Which is why, despite their initial reliance on the same old myths that make men the "real" losers in this recession, we were so pleased to read Jessica Bennett and Jesse Ellison's piece in this week's Newsweek, enticingly titled Women Will Rule the World. The article offers a great deal of exciting evidence that women in the United States and other Western nations have a real shot at achieving economic parity over the coming decades, and offers some useful statistics about the economic power we currently wield. As the authors note:
American women are already the breadwinners or co-breadwinners in two thirds of American households; in the European Union, women filled 75 percent of the 8 million new jobs created since 2000. Even with the pay gap factored into the equation, economists predict that by 2024, the average woman in the U.S. and a number of rich European countries will outearn the average man. And she’ll be spending that money: American women are responsible for 83 percent of all consumer purchases; they hold 89 percent of U.S. bank accounts, 51 percent of all personal wealth, and are worth more than $5 trillion in consumer spending power -- larger than the entire Japanese economy.Those are big numbers -- numbers worth celebrating and milestones worth committing ourselves to achieving in the coming years.

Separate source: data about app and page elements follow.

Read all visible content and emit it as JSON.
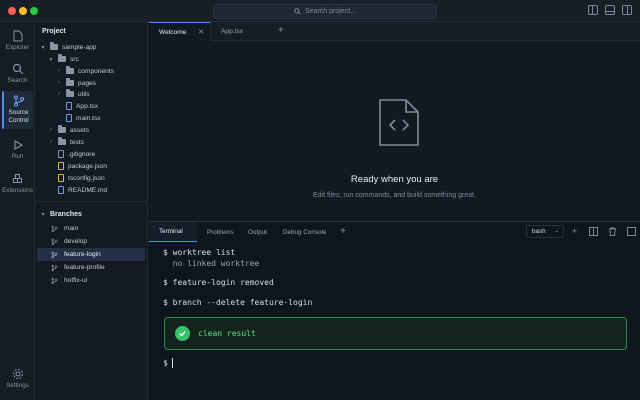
{
  "titlebar": {
    "search_placeholder": "Search project...",
    "icons": [
      "toggle-left-panel-icon",
      "toggle-bottom-panel-icon",
      "toggle-right-panel-icon"
    ]
  },
  "activity": {
    "items": [
      {
        "label": "Explorer",
        "icon": "files-icon"
      },
      {
        "label": "Search",
        "icon": "search-icon"
      },
      {
        "label": "Source Control",
        "icon": "branch-icon"
      },
      {
        "label": "Run",
        "icon": "play-icon"
      },
      {
        "label": "Extensions",
        "icon": "extensions-icon"
      }
    ],
    "settings_label": "Settings"
  },
  "sidebar": {
    "project_title": "Project",
    "tree": [
      {
        "label": "sample-app",
        "type": "folder",
        "expanded": true
      },
      {
        "label": "src",
        "type": "folder",
        "expanded": true
      },
      {
        "label": "components",
        "type": "folder",
        "expanded": false
      },
      {
        "label": "pages",
        "type": "folder",
        "expanded": false
      },
      {
        "label": "utils",
        "type": "folder",
        "expanded": false
      },
      {
        "label": "App.tsx",
        "type": "file"
      },
      {
        "label": "main.tsx",
        "type": "file"
      },
      {
        "label": "assets",
        "type": "folder",
        "expanded": false
      },
      {
        "label": "tests",
        "type": "folder",
        "expanded": false
      },
      {
        "label": ".gitignore",
        "type": "file"
      },
      {
        "label": "package.json",
        "type": "file"
      },
      {
        "label": "tsconfig.json",
        "type": "file"
      },
      {
        "label": "README.md",
        "type": "file"
      }
    ],
    "branches_title": "Branches",
    "branches": [
      "main",
      "develop",
      "feature-login",
      "feature-profile",
      "hotfix-ui"
    ],
    "active_branch": "feature-login"
  },
  "editor": {
    "tabs": [
      {
        "label": "Welcome",
        "active": true
      },
      {
        "label": "App.tsx",
        "active": false
      }
    ],
    "welcome_title": "Ready when you are",
    "welcome_subtitle": "Edit files, run commands, and build something great."
  },
  "terminal": {
    "tabs": [
      "Terminal",
      "Problems",
      "Output",
      "Debug Console"
    ],
    "shell": "bash",
    "lines": [
      {
        "text": "$ worktree list",
        "dim": false
      },
      {
        "text": "  no linked worktree",
        "dim": true
      },
      {
        "text": "$ feature-login removed",
        "dim": false
      },
      {
        "text": "$ branch --delete feature-login",
        "dim": false
      }
    ],
    "result": "clean result",
    "prompt": "$"
  },
  "colors": {
    "accent": "#4b8ef0",
    "success": "#37c26b",
    "background": "#111821"
  }
}
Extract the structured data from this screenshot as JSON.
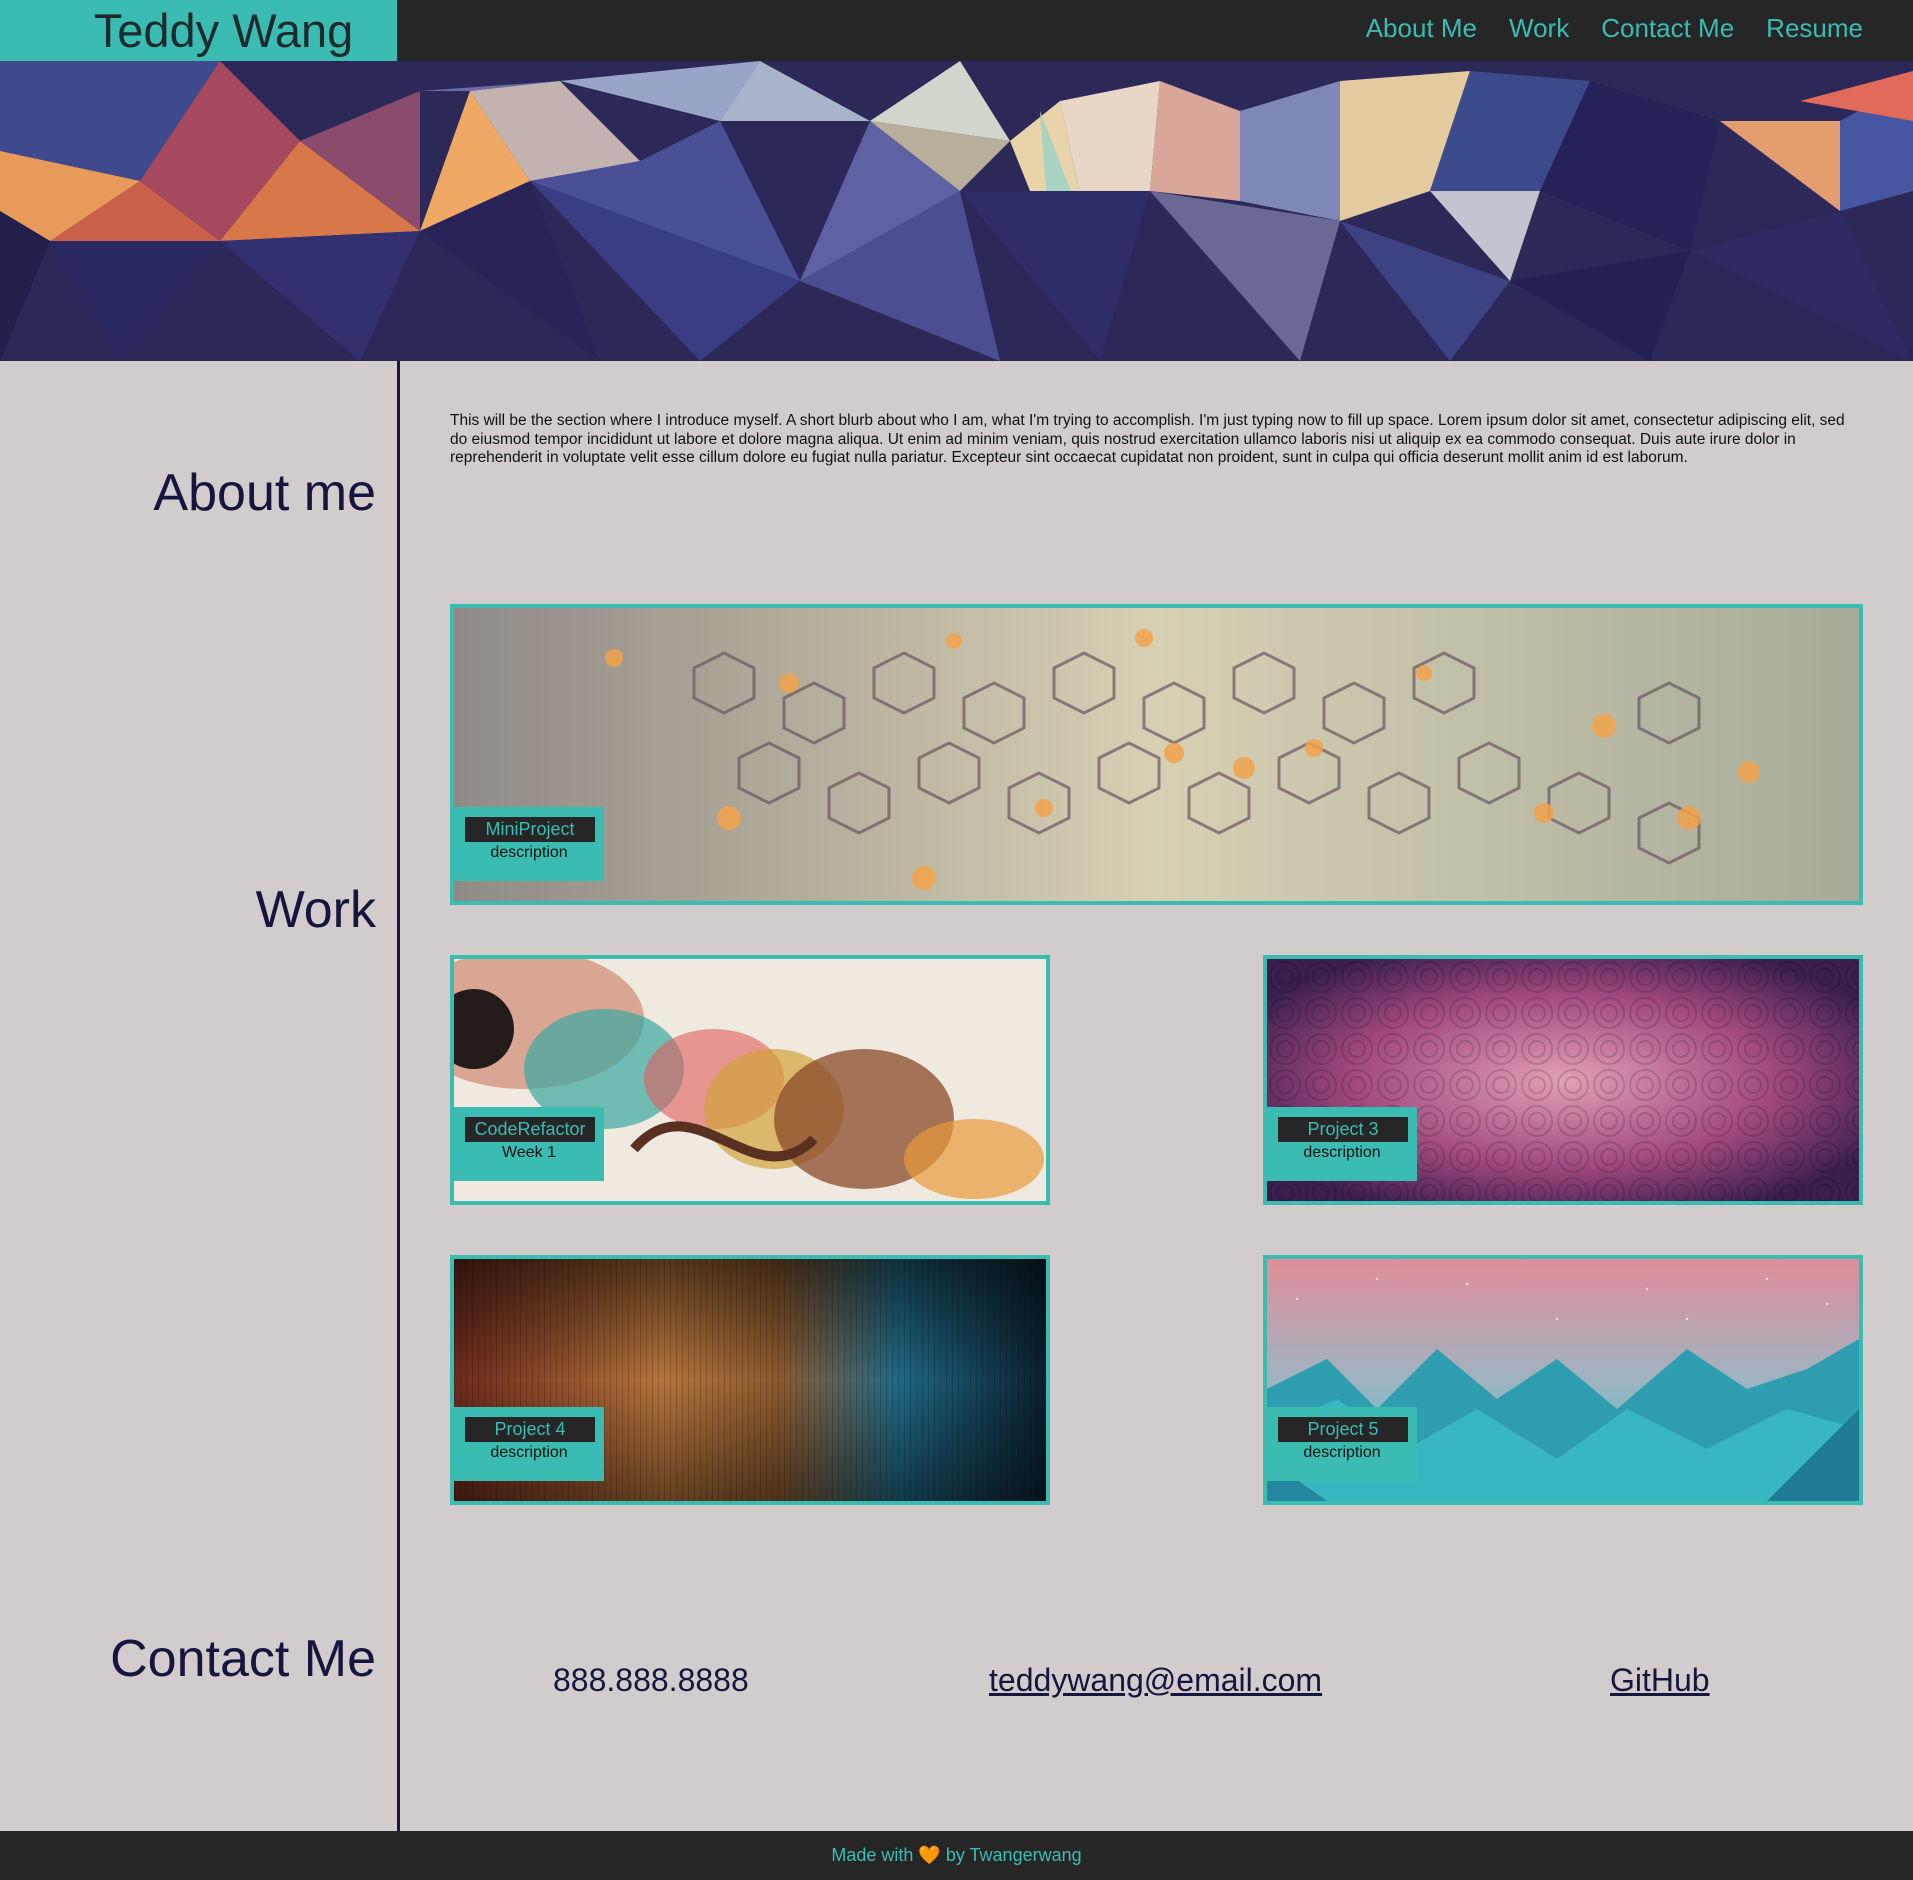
{
  "header": {
    "brand": "Teddy Wang",
    "nav": [
      "About Me",
      "Work",
      "Contact Me",
      "Resume"
    ]
  },
  "sections": {
    "about": "About me",
    "work": "Work",
    "contact": "Contact Me"
  },
  "about": {
    "text": "This will be the section where I introduce myself. A short blurb about who I am, what I'm trying to accomplish. I'm just typing now to fill up space. Lorem ipsum dolor sit amet, consectetur adipiscing elit, sed do eiusmod tempor incididunt ut labore et dolore magna aliqua. Ut enim ad minim veniam, quis nostrud exercitation ullamco laboris nisi ut aliquip ex ea commodo consequat. Duis aute irure dolor in reprehenderit in voluptate velit esse cillum dolore eu fugiat nulla pariatur. Excepteur sint occaecat cupidatat non proident, sunt in culpa qui officia deserunt mollit anim id est laborum."
  },
  "projects": [
    {
      "title": "MiniProject",
      "desc": "description"
    },
    {
      "title": "CodeRefactor",
      "desc": "Week 1"
    },
    {
      "title": "Project 3",
      "desc": "description"
    },
    {
      "title": "Project 4",
      "desc": "description"
    },
    {
      "title": "Project 5",
      "desc": "description"
    }
  ],
  "contact": {
    "phone": "888.888.8888",
    "email": "teddywang@email.com",
    "github": "GitHub"
  },
  "footer": {
    "prefix": "Made with",
    "heart": "🧡",
    "suffix": "by Twangerwang"
  },
  "colors": {
    "accent": "#3bbcb3",
    "dark": "#262626",
    "background": "#d2cccd",
    "heading": "#16153d"
  }
}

And as the authors point out, there's also good news to be had on the global stage: in the developing world, the number of women attaining higher levels of education and entering the workforce is decidedly on the rise -- a significant fact not least of all because women are known to reinvest the vast majority of their income into community and family, providing one of the few viable pathways to ending global poverty as we know it.
But we're not there yet. For all of the happy news the authors have to share, it is also worth remembering that women remain at an economic disadvantage in just about every country in the world. Women and girls make up 70% of the more than 1 billion people living in poverty globally, and here in the US we still seem incapable of closing the pay gap that keep women earning 76 cents to every man's dollar.
Bennett and Ellison are certainly within bounds to conclude that achieving economic parity for women appears increasingly likely -- but it would be a mistake to assume that we've either reached the plane of inevitability or that these economic opportunities will come to all women in equal measure. Here in the US, factors like race, class, sexuality and disability will continue to play a role in determining economic power; despite this rosy forecast, the work to even the proverbial playing field must continue on.
Learn more about how the Ms. Foundation is working to ensure Economic Justice for women and families throughout the US.
Photo: by Elizabeth Rappaport, Women in Construction, Gulf Coast, Mississippi, December 2008